Data extract:
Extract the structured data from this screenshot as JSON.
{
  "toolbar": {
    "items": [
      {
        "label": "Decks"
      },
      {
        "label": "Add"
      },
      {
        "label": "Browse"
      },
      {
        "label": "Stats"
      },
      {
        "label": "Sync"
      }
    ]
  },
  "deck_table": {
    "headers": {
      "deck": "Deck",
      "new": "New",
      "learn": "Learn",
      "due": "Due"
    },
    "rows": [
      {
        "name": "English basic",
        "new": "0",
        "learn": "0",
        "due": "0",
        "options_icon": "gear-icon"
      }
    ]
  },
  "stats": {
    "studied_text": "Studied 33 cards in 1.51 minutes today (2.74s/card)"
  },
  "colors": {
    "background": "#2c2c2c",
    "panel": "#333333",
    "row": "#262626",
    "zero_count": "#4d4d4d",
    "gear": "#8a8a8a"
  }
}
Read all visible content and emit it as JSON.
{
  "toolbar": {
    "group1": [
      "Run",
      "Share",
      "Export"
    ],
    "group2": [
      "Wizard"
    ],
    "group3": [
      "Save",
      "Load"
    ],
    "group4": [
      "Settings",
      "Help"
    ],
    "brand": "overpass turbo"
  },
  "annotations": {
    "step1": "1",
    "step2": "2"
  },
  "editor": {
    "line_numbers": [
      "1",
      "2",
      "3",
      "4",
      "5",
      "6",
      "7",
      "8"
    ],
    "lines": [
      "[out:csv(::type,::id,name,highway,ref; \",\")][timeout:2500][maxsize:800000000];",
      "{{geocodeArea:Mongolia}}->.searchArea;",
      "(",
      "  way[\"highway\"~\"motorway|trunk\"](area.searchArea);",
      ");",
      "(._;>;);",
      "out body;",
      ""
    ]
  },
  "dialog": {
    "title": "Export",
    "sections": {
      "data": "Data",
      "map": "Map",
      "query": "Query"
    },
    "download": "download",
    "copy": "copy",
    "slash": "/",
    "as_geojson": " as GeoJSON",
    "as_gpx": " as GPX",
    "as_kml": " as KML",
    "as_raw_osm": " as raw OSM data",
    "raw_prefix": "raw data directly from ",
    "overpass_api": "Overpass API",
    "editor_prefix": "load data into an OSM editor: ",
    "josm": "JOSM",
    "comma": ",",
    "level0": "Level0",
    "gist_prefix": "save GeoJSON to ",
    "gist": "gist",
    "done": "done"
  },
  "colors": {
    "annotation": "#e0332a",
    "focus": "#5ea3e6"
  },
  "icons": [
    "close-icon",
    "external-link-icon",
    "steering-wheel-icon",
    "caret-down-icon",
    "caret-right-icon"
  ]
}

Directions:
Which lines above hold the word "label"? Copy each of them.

Response to this task:
        "label": "Decks"
        "label": "Add"
        "label": "Browse"
        "label": "Stats"
        "label": "Sync"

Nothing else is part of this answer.